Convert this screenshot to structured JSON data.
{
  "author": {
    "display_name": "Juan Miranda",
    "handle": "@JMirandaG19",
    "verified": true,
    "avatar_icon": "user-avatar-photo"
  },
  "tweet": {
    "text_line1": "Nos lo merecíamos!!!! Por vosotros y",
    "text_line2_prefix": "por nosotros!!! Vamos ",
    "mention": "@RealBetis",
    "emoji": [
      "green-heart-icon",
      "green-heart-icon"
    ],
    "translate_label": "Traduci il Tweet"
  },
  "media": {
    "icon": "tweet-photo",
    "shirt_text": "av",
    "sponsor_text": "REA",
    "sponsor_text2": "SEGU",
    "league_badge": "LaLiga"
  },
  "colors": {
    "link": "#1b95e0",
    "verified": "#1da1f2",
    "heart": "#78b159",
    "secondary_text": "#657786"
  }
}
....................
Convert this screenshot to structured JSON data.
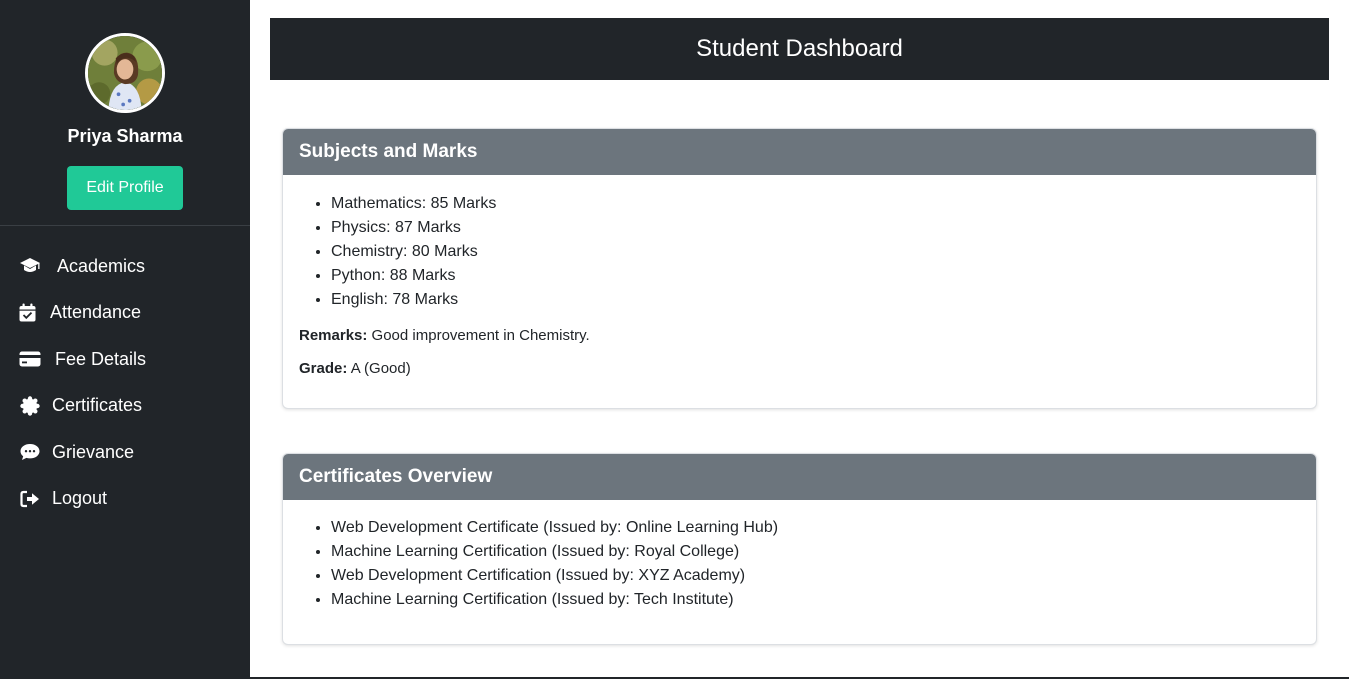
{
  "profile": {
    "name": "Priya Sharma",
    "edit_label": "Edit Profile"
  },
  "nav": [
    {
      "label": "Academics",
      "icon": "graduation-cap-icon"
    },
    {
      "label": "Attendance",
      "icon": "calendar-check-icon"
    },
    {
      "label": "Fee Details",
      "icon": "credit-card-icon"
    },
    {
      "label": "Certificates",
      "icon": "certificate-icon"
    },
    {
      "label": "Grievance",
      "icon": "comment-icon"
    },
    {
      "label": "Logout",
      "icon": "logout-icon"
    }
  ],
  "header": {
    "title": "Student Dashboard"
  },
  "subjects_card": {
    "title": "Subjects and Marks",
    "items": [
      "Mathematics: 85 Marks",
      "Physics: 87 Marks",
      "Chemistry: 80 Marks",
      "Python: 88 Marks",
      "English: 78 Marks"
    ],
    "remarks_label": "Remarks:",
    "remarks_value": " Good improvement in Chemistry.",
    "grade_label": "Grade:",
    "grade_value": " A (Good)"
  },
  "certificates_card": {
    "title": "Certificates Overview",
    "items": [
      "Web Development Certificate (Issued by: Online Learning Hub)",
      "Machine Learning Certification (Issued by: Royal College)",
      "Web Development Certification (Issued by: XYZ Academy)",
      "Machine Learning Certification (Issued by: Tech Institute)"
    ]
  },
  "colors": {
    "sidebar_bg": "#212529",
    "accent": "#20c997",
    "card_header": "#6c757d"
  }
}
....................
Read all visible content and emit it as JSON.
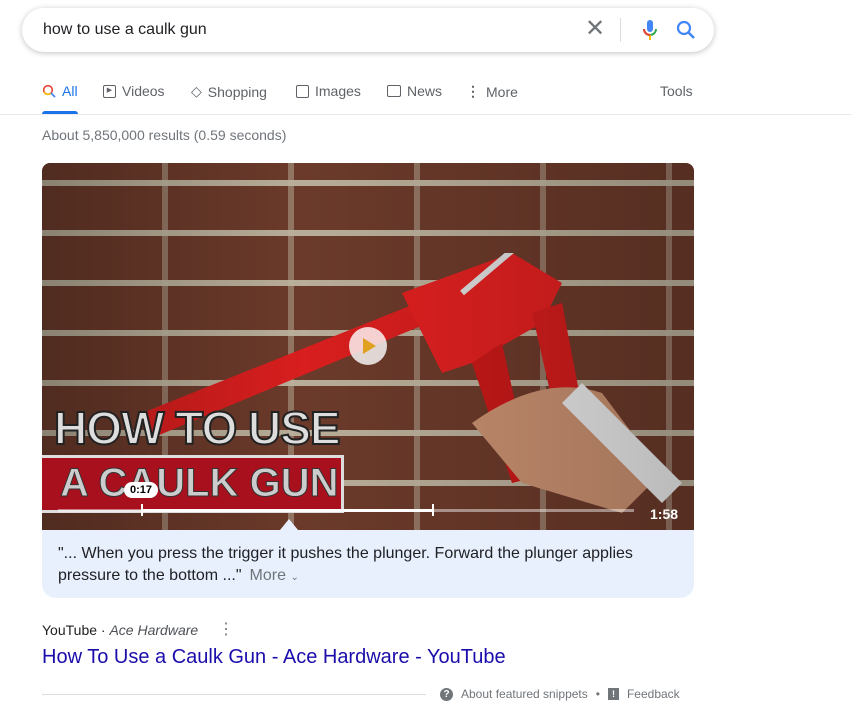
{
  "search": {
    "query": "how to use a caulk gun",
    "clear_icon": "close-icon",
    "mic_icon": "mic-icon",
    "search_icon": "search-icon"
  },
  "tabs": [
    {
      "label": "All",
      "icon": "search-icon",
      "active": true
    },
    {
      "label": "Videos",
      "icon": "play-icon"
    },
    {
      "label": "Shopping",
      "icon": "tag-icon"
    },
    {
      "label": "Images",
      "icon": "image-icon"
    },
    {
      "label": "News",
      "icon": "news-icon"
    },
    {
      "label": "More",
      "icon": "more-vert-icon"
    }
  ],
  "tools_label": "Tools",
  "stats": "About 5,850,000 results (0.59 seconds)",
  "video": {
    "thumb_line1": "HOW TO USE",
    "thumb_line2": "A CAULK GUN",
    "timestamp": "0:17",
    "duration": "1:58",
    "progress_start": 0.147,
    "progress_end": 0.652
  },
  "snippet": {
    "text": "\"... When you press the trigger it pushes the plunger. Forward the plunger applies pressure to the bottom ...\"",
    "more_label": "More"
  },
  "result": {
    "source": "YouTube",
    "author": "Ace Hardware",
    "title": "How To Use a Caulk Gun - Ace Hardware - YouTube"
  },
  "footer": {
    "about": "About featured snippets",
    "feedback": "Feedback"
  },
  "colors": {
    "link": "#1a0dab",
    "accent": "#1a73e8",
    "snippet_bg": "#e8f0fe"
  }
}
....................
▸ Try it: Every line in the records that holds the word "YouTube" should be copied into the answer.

▸ Response for this exercise:
    "source": "YouTube",
    "title": "How To Use a Caulk Gun - Ace Hardware - YouTube"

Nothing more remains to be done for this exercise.